Comparing Lavage of the Peritoneal Cavity with Lidocaine, Bupivacaine and Normal Saline to Reduce the Formation of Abdominal Adhesion Bands in Rats|
Parsa, Hossein; Saravani, Hengameh; Sameei-Rad, Fatemeh; Nasiri, Marjan; Farahaninik, Zahra & Rahmani, Amirhossein
Background: Intra-abdominal adhesions are fibrous bands that develop after abdominal
surgery or inflammation and cause mortality and morbidity following surgeries. This study aimed
to assess the effects of bupivacaine, saline and two doses of lidocaine, after peritoneal lavage and
to compare their effects in reducing abdominal adhesions in rat.

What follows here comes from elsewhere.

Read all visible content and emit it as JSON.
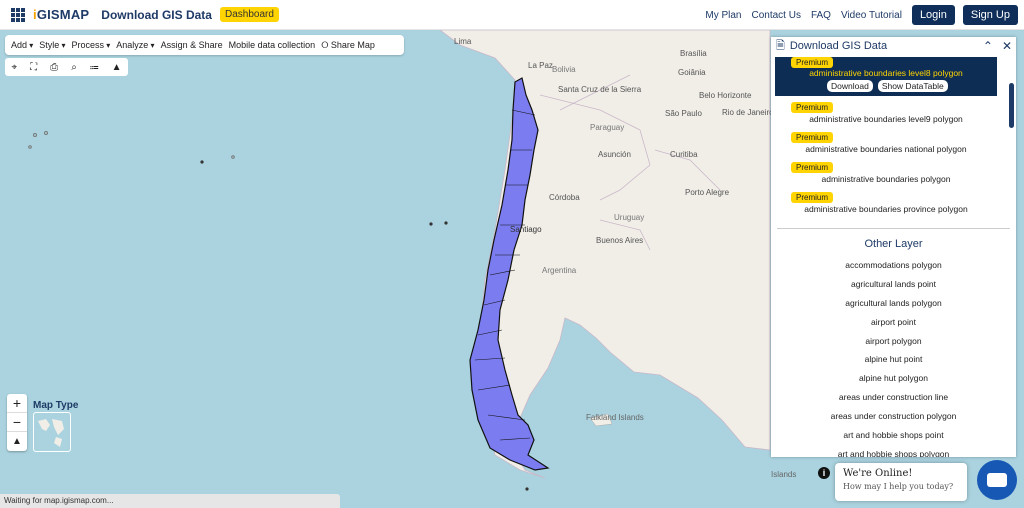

Methods: In a blinded, randomised, placebo-controlled clinical trial, 50 female rats were
anaesthetised and the parietal peritoneum was scratched to induce punctate bleeding. The rats
were randomly assigned to five groups: saline, lidocaine 2% (3 and 6 mg/kg), bupivacaine 0.25%
(2 mg/kg) and control (no irrigation). The peritoneal cavity was irrigated with the appropriate
solution during laparotomy. Two weeks later, re-laparotomy was performed. The quantity,
quality, severity and scores of adhesions were recorded and compared.
Results: The quantity and quality of adhesions were significantly higher in the control
group than in the lidocaine (6 mg/kg) and bupivacaine groups. The quality of the adhesions was
higher in the normal saline group than in the lidocaine (6 mg/kg) and bupivacaine groups. The
severity of adhesions between the lidocaine 3 and 6 mg/kg groups and between the lidocaine 3 mg/
kg and saline groups was lower than that in the control group.
Conclusion: Using lidocaine (6 mg/kg) and bupivacaine lavage in first laparotomy reduces
abdominal peritoneal obstruction because of the formation of adhesion bands.
adhesion; lidocaine; peritoneal lavage